When you’re working on a construction site, it is vital that you use the right protective equipment for the task you’re carrying out. Two parts of your body that can be permanently damaged by failing to do so are your eyes and ears. Damage may occur over a prolonged period or through one incident, so it’s important to understand exactly what equipment you should be using and when.
Protecting your eyes
Damage to your eyesight can occur because of a number of factors: debris and dust, chemicals and lasers are just some of the potential risks faced by construction workers. It is therefore crucial that you select and wear the appropriate protective equipment whenever you’re carrying out potentially hazardous activities. Tasks for which you should be wearing protective eyewear include:
– Situations in which you might be splashed by chemicals or other hazardous materials
– The use of power tools, since debris could fly into your eyes
– Welding jobs
– Any work that involves lasers
– The use of gas or pressurised materials

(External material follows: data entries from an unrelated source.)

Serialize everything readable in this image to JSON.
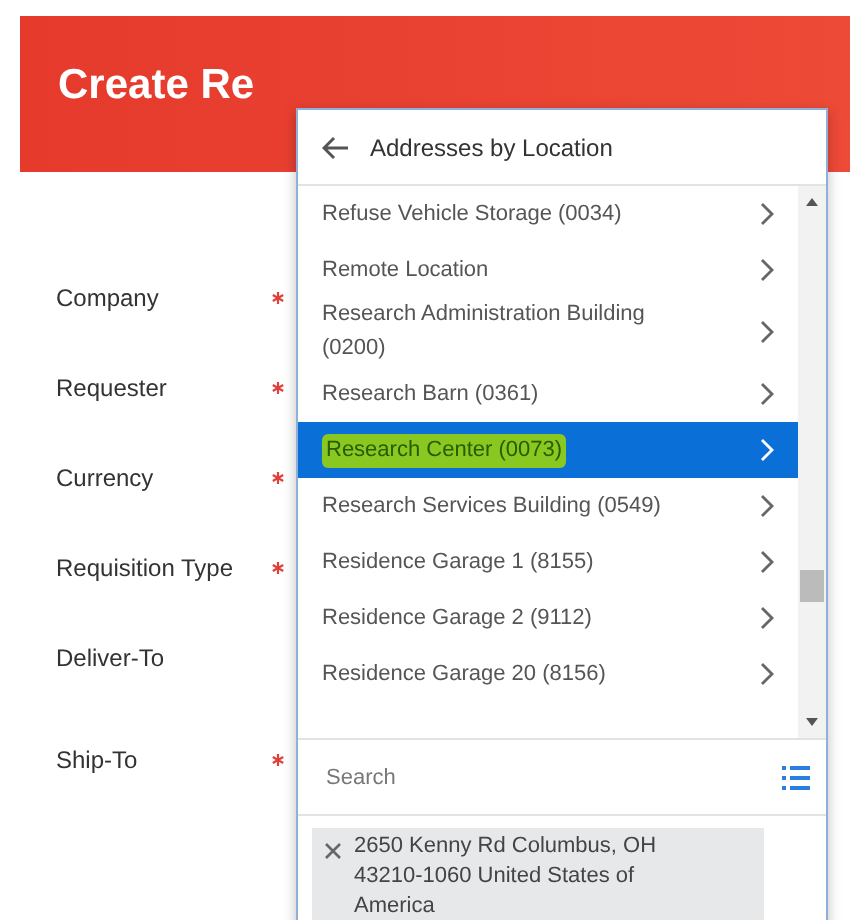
{
  "page": {
    "title": "Create Re"
  },
  "fields": [
    {
      "label": "Company",
      "required": true
    },
    {
      "label": "Requester",
      "required": true
    },
    {
      "label": "Currency",
      "required": true
    },
    {
      "label": "Requisition Type",
      "required": true
    },
    {
      "label": "Deliver-To",
      "required": false
    },
    {
      "label": "Ship-To",
      "required": true
    }
  ],
  "popup": {
    "title": "Addresses by Location",
    "items": [
      {
        "label": "Refuse Vehicle Storage (0034)",
        "selected": false
      },
      {
        "label": "Remote Location",
        "selected": false
      },
      {
        "label": "Research Administration Building (0200)",
        "selected": false
      },
      {
        "label": "Research Barn (0361)",
        "selected": false
      },
      {
        "label": "Research Center (0073)",
        "selected": true
      },
      {
        "label": "Research Services Building (0549)",
        "selected": false
      },
      {
        "label": "Residence Garage 1 (8155)",
        "selected": false
      },
      {
        "label": "Residence Garage 2 (9112)",
        "selected": false
      },
      {
        "label": "Residence Garage 20 (8156)",
        "selected": false
      }
    ],
    "search": {
      "placeholder": "Search"
    },
    "chip": {
      "text": "2650 Kenny Rd Columbus, OH 43210-1060 United States of America"
    }
  }
}
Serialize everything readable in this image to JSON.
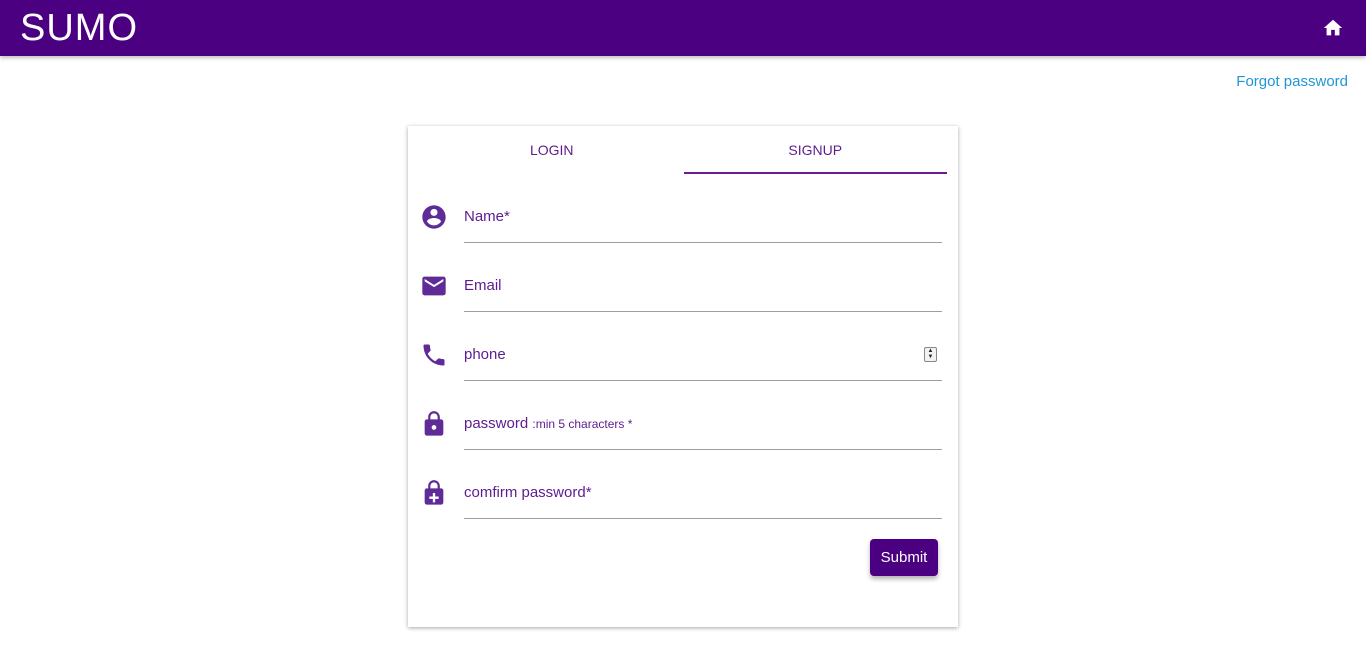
{
  "app": {
    "title": "SUMO",
    "home_icon": "home-icon"
  },
  "links": {
    "forgot_password": "Forgot password"
  },
  "tabs": [
    {
      "label": "LOGIN",
      "active": false
    },
    {
      "label": "SIGNUP",
      "active": true
    }
  ],
  "form": {
    "fields": [
      {
        "icon": "account-circle-icon",
        "label": "Name*",
        "value": ""
      },
      {
        "icon": "mail-icon",
        "label": "Email",
        "value": ""
      },
      {
        "icon": "phone-icon",
        "label": "phone",
        "value": ""
      },
      {
        "icon": "lock-icon",
        "label": "password",
        "hint": ":min 5 characters *",
        "value": ""
      },
      {
        "icon": "lock-plus-icon",
        "label": "comfirm password*",
        "value": ""
      }
    ],
    "submit_label": "Submit"
  },
  "colors": {
    "primary": "#4b0082",
    "accent_text": "#5e1c8f",
    "link": "#2196d3",
    "divider": "#9e9e9e"
  }
}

There is a range of eye protection available. Which type you require will depend upon the area in which you are working and the materials involved. Safety glasses and goggles are available with or without side protection or you may be required to wear a full face or eye shield. Before starting the task, ensure that your protective equipment is in good condition and that there is no damage that could compromise its effectiveness.
If an accident does occur and a hazardous liquid gets into your eye, you must ensure that it is washed out straight away. It’s best to keep your eye open and use a sterile solution. However, if this isn’t possible, clean water should be used.
Protecting your ears
In addition to protecting your eyes from damage, you must look after your ears. Damage to hearing can occur as a result of prolonged exposure to high noise levels, leaving you with partial or even total loss of hearing. Employers should concentrate on limiting the noise levels to which their workers are exposed. However, if noise levels remain excessive, you must wear the appropriate protective equipment.
If the level of noise is above the lower limits, but you’re not within a compulsory area, you can still ask your employer for additional ear protection. Employers are responsible for providing you with the right protection and ensuring that you wear it in areas where noise levels are over the prescribed limits.
Ear protection includes ear muffs and ear plugs. Ear muffs provide better protection for extremely noisy environments and also offer defence against dust and debris entering the ear. The protection you wear should limit the noise levels to less than 85dB and be suitable for the work you’re undertaking. Ensure that they are regularly checked for any signs of damage and that they are well maintained.
By wearing the correct ear and eye protection you can reduce the risk of damage occurring. Failure to do so could have a permanent impact on your quality of life, perhaps impairing your ability to work.